[Records shown — start]

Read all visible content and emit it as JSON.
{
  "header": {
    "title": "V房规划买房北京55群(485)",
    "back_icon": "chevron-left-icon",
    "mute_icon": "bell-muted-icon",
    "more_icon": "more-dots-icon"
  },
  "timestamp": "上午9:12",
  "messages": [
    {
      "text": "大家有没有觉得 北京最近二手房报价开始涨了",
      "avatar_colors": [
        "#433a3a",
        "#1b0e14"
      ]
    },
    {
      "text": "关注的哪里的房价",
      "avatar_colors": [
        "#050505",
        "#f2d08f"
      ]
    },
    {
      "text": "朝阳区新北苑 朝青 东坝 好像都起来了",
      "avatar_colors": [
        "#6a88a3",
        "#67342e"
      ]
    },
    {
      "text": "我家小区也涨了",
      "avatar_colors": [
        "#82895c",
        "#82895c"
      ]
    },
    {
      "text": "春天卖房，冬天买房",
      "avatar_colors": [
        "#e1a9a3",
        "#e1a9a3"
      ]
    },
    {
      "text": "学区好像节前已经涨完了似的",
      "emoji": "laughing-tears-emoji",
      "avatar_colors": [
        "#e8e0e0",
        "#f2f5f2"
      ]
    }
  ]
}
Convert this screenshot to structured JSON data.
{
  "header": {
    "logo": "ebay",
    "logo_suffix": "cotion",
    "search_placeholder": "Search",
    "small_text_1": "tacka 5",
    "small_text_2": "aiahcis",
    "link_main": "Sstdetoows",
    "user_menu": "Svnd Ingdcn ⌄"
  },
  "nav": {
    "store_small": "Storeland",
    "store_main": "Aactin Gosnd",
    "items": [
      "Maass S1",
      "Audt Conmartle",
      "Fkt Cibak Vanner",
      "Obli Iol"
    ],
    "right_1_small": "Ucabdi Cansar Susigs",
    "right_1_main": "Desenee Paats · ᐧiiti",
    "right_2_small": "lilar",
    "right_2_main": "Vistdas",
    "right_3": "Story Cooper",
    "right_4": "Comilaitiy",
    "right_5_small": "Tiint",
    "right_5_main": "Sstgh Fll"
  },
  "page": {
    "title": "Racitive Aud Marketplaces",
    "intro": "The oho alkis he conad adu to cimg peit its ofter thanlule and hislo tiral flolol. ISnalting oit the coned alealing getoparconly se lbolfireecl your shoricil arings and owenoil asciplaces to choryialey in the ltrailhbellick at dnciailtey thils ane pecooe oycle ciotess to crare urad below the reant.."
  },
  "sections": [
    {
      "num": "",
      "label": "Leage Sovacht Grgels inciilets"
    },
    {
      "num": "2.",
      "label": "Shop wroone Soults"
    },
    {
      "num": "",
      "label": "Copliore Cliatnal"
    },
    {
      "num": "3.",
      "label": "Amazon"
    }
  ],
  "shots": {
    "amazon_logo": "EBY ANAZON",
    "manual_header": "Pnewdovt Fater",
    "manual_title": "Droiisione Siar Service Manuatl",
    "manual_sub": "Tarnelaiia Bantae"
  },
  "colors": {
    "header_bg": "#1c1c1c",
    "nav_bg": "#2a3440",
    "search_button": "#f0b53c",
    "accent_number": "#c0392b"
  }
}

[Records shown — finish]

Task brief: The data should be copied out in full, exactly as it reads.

Solution below:
Read all visible content and emit it as JSON.
{
  "header": {
    "title": "V房规划买房北京55群(485)",
    "back_icon": "chevron-left-icon",
    "mute_icon": "bell-muted-icon",
    "more_icon": "more-dots-icon"
  },
  "timestamp": "上午9:12",
  "messages": [
    {
      "text": "大家有没有觉得 北京最近二手房报价开始涨了",
      "avatar_colors": [
        "#433a3a",
        "#1b0e14"
      ]
    },
    {
      "text": "关注的哪里的房价",
      "avatar_colors": [
        "#050505",
        "#f2d08f"
      ]
    },
    {
      "text": "朝阳区新北苑 朝青 东坝 好像都起来了",
      "avatar_colors": [
        "#6a88a3",
        "#67342e"
      ]
    },
    {
      "text": "我家小区也涨了",
      "avatar_colors": [
        "#82895c",
        "#82895c"
      ]
    },
    {
      "text": "春天卖房，冬天买房",
      "avatar_colors": [
        "#e1a9a3",
        "#e1a9a3"
      ]
    },
    {
      "text": "学区好像节前已经涨完了似的",
      "emoji": "laughing-tears-emoji",
      "avatar_colors": [
        "#e8e0e0",
        "#f2f5f2"
      ]
    }
  ]
}
Convert this screenshot to structured JSON data.
{
  "header": {
    "logo": "ebay",
    "logo_suffix": "cotion",
    "search_placeholder": "Search",
    "small_text_1": "tacka 5",
    "small_text_2": "aiahcis",
    "link_main": "Sstdetoows",
    "user_menu": "Svnd Ingdcn ⌄"
  },
  "nav": {
    "store_small": "Storeland",
    "store_main": "Aactin Gosnd",
    "items": [
      "Maass S1",
      "Audt Conmartle",
      "Fkt Cibak Vanner",
      "Obli Iol"
    ],
    "right_1_small": "Ucabdi Cansar Susigs",
    "right_1_main": "Desenee Paats · ᐧiiti",
    "right_2_small": "lilar",
    "right_2_main": "Vistdas",
    "right_3": "Story Cooper",
    "right_4": "Comilaitiy",
    "right_5_small": "Tiint",
    "right_5_main": "Sstgh Fll"
  },
  "page": {
    "title": "Racitive Aud Marketplaces",
    "intro": "The oho alkis he conad adu to cimg peit its ofter thanlule and hislo tiral flolol. ISnalting oit the coned alealing getoparconly se lbolfireecl your shoricil arings and owenoil asciplaces to choryialey in the ltrailhbellick at dnciailtey thils ane pecooe oycle ciotess to crare urad below the reant.."
  },
  "sections": [
    {
      "num": "",
      "label": "Leage Sovacht Grgels inciilets"
    },
    {
      "num": "2.",
      "label": "Shop wroone Soults"
    },
    {
      "num": "",
      "label": "Copliore Cliatnal"
    },
    {
      "num": "3.",
      "label": "Amazon"
    }
  ],
  "shots": {
    "amazon_logo": "EBY ANAZON",
    "manual_header": "Pnewdovt Fater",
    "manual_title": "Droiisione Siar Service Manuatl",
    "manual_sub": "Tarnelaiia Bantae"
  },
  "colors": {
    "header_bg": "#1c1c1c",
    "nav_bg": "#2a3440",
    "search_button": "#f0b53c",
    "accent_number": "#c0392b"
  }
}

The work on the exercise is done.